Your email is not valid
Recipient's email is not valid
Submit Close

Your email has been sent.

Click here to send another


Obsessed With Hollywood

Rachel Shukert’s new novel Starstruck rekindles her childhood romance with the golden age of film

Print Email
Related Content

The Jewish Brando

John Garfield, the tough, underrated Hollywood star who would have turned 100 today, embodied Jewish pride

Rachel Shukert is well known to Tablet followers as our pop culture expert, writing her Tattler column about everything from reality TV to the British royal family. She even wrote and performed an Oscar-night medley. Shukert is also the author of two memoirs: Have You No Shame? and Everything Is Going to Be Great.

In her new young-adult novel Starstruck, the first of a three-part series, Shukert focuses on pop culture, but from a historical perspective. Set in the 1930s, the Golden Age of Hollywood, the book follows three young women trying to break into the movie industry. The most shocking things in Starstruck happen off-screen, though: betrayals, unimaginable secrets, sexual misconduct, and manipulation from the studio chiefs who run the show. Tablet’s Managing Editor Wayne Hoffman sat down with Shukert to talk about her new book, her own experiences trying to break into show biz, and the changing roles of Jews in Hollywood. [Running time: 16:00.] 

Print Email

Daily rate: $2
Monthly rate: $18
Yearly rate: $180

Tablet is committed to bringing you the best, smartest, most enlightening and entertaining reporting and writing on Jewish life, all free of charge. We take pride in our community of readers, and are thrilled that you choose to engage with us in a way that is both thoughtful and thought-provoking. But the Internet, for all of its wonders, poses challenges to civilized and constructive discussion, allowing vocal—and, often, anonymous—minorities to drag it down with invective (and worse). Starting today, then, we are asking people who'd like to post comments on the site to pay a nominal fee—less a paywall than a gesture of your own commitment to the cause of great conversation. All proceeds go to helping us bring you the ambitious journalism that brought you here in the first place.

Readers can still interact with us free of charge via Facebook, Twitter, and our other social media channels, or write to us at Each week, we’ll select the best letters and publish them in a new letters to the editor feature on the Scroll.

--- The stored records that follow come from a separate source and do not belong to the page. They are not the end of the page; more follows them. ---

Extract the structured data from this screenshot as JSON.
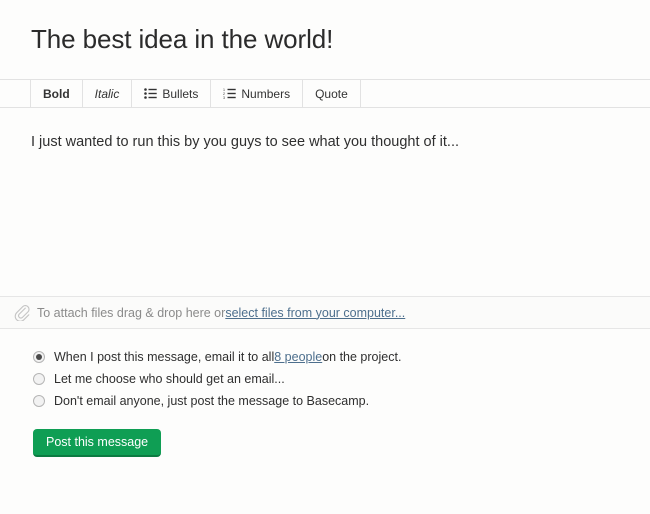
{
  "message_form": {
    "title": "The best idea in the world!",
    "body_text": "I just wanted to run this by you guys to see what you thought of it...",
    "toolbar": {
      "bold_label": "Bold",
      "italic_label": "Italic",
      "bullets_label": "Bullets",
      "numbers_label": "Numbers",
      "quote_label": "Quote",
      "bullets_icon": "bulleted-list-icon",
      "numbers_icon": "numbered-list-icon"
    },
    "attach": {
      "icon": "paperclip-icon",
      "prompt_text": "To attach files drag & drop here or ",
      "link_text": "select files from your computer..."
    },
    "notify_options": [
      {
        "selected": true,
        "text_before": "When I post this message, email it to all ",
        "link_text": "8 people",
        "text_after": " on the project."
      },
      {
        "selected": false,
        "text_before": "Let me choose who should get an email...",
        "link_text": "",
        "text_after": ""
      },
      {
        "selected": false,
        "text_before": "Don't email anyone, just post the message to Basecamp.",
        "link_text": "",
        "text_after": ""
      }
    ],
    "submit_label": "Post this message",
    "colors": {
      "accent_green": "#0f9e54",
      "link_blue": "#4d6f8d",
      "muted_text": "#8b8b8b",
      "border": "#e2e2e2"
    }
  }
}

We hope this new largely symbolic measure will help us create a more pleasant and cultivated environment for all of our readers, and, as always, we thank you deeply for your support.

Starstruck sounds great. I love stories, fiction and non-fiction, about old Hollywood.

    dizzyizzy says:

    Then I would recommend Budd Schulberg’s memoir of his childhood as a Hollywood prince. It is as interesting an expose as his great novel The Disenchanted.

    I would reccomend “the englishman’s boy” by Guy Vanderhague. It won the governor generals award in Canada and has a story line that deals with the cowboy pictures of the 30’s and the studio writers intertwined with those cowboys on the films who were also part of the cypress hill massacre where Americans jumped the border into Canada to fight the assinoiboine and black foot Indians. An excellent read and on topic with early hollywood studio politics.

The British royal family is famous for championing high street as well as designer fashion, but did not accept a package…

Maria Jones says:

British royal Prince Harry was reportedly stopped by police on his motorbike while on a date. He is said to have been taking a mystery blonde woman on his Ducati 848 across Putney Bridge. check out it


Your comment may be no longer than 2,000 characters, approximately 400 words. HTML tags are not permitted, nor are more than two URLs per comment. We reserve the right to delete inappropriate comments.

Thank You!

Thank you for subscribing to the Tablet Magazine Daily Digest.
Please tell us about you.

Obsessed With Hollywood

Rachel Shukert’s new novel Starstruck rekindles her childhood romance with the golden age of film

More on Tablet:

Obama: Denying Israel’s Right to Exist as a Jewish Homeland is Anti-Semitic

By Yair Rosenberg — The president draws a line in the sand in his latest interview